§ HOW TO COMPLETE THIS TASK: Please repeat each of the records that follow, exactly as written.

§ DATA EXTRACT:

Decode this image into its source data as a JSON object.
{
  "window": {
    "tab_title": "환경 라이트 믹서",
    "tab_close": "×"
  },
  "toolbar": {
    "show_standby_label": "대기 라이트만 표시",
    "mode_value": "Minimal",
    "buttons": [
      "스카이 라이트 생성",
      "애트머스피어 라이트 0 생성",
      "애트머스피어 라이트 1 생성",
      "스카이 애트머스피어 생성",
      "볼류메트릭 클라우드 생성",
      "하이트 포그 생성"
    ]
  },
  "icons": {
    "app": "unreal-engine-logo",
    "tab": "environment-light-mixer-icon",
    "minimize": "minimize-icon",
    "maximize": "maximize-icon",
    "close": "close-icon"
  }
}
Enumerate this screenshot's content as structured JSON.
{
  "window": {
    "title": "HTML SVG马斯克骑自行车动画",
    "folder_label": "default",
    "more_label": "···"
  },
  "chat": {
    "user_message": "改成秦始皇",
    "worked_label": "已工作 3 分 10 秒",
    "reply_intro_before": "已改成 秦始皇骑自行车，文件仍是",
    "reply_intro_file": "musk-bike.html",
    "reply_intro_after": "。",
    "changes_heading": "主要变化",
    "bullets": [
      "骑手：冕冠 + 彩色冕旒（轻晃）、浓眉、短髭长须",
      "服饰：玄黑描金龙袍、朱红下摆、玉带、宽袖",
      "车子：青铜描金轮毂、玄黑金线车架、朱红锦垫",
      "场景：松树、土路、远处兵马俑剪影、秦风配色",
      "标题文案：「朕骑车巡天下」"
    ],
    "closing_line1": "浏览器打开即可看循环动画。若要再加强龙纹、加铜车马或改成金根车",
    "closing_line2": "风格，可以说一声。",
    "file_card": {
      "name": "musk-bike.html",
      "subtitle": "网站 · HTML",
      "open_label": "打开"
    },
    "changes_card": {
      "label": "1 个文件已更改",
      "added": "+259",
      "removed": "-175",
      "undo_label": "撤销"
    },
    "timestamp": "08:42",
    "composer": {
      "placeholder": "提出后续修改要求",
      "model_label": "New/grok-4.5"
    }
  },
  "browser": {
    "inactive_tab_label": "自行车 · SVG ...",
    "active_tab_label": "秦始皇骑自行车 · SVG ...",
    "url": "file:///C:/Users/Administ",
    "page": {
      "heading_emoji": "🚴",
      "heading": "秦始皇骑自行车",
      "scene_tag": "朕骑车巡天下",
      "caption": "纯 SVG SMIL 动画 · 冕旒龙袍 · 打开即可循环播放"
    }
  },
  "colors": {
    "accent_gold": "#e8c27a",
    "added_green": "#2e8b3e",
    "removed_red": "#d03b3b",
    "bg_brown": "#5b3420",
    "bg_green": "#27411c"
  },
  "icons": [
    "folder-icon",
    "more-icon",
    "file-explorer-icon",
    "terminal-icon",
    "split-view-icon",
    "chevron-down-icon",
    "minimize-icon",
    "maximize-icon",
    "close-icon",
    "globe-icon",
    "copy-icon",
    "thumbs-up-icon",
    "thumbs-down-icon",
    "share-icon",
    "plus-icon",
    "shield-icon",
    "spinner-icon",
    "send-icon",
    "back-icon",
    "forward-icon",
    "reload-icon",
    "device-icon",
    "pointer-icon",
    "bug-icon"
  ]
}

§ EXERCISE ANSWER:
Decode this image into its source data as a JSON object.
{
  "window": {
    "tab_title": "환경 라이트 믹서",
    "tab_close": "×"
  },
  "toolbar": {
    "show_standby_label": "대기 라이트만 표시",
    "mode_value": "Minimal",
    "buttons": [
      "스카이 라이트 생성",
      "애트머스피어 라이트 0 생성",
      "애트머스피어 라이트 1 생성",
      "스카이 애트머스피어 생성",
      "볼류메트릭 클라우드 생성",
      "하이트 포그 생성"
    ]
  },
  "icons": {
    "app": "unreal-engine-logo",
    "tab": "environment-light-mixer-icon",
    "minimize": "minimize-icon",
    "maximize": "maximize-icon",
    "close": "close-icon"
  }
}
Enumerate this screenshot's content as structured JSON.
{
  "window": {
    "title": "HTML SVG马斯克骑自行车动画",
    "folder_label": "default",
    "more_label": "···"
  },
  "chat": {
    "user_message": "改成秦始皇",
    "worked_label": "已工作 3 分 10 秒",
    "reply_intro_before": "已改成 秦始皇骑自行车，文件仍是",
    "reply_intro_file": "musk-bike.html",
    "reply_intro_after": "。",
    "changes_heading": "主要变化",
    "bullets": [
      "骑手：冕冠 + 彩色冕旒（轻晃）、浓眉、短髭长须",
      "服饰：玄黑描金龙袍、朱红下摆、玉带、宽袖",
      "车子：青铜描金轮毂、玄黑金线车架、朱红锦垫",
      "场景：松树、土路、远处兵马俑剪影、秦风配色",
      "标题文案：「朕骑车巡天下」"
    ],
    "closing_line1": "浏览器打开即可看循环动画。若要再加强龙纹、加铜车马或改成金根车",
    "closing_line2": "风格，可以说一声。",
    "file_card": {
      "name": "musk-bike.html",
      "subtitle": "网站 · HTML",
      "open_label": "打开"
    },
    "changes_card": {
      "label": "1 个文件已更改",
      "added": "+259",
      "removed": "-175",
      "undo_label": "撤销"
    },
    "timestamp": "08:42",
    "composer": {
      "placeholder": "提出后续修改要求",
      "model_label": "New/grok-4.5"
    }
  },
  "browser": {
    "inactive_tab_label": "自行车 · SVG ...",
    "active_tab_label": "秦始皇骑自行车 · SVG ...",
    "url": "file:///C:/Users/Administ",
    "page": {
      "heading_emoji": "🚴",
      "heading": "秦始皇骑自行车",
      "scene_tag": "朕骑车巡天下",
      "caption": "纯 SVG SMIL 动画 · 冕旒龙袍 · 打开即可循环播放"
    }
  },
  "colors": {
    "accent_gold": "#e8c27a",
    "added_green": "#2e8b3e",
    "removed_red": "#d03b3b",
    "bg_brown": "#5b3420",
    "bg_green": "#27411c"
  },
  "icons": [
    "folder-icon",
    "more-icon",
    "file-explorer-icon",
    "terminal-icon",
    "split-view-icon",
    "chevron-down-icon",
    "minimize-icon",
    "maximize-icon",
    "close-icon",
    "globe-icon",
    "copy-icon",
    "thumbs-up-icon",
    "thumbs-down-icon",
    "share-icon",
    "plus-icon",
    "shield-icon",
    "spinner-icon",
    "send-icon",
    "back-icon",
    "forward-icon",
    "reload-icon",
    "device-icon",
    "pointer-icon",
    "bug-icon"
  ]
}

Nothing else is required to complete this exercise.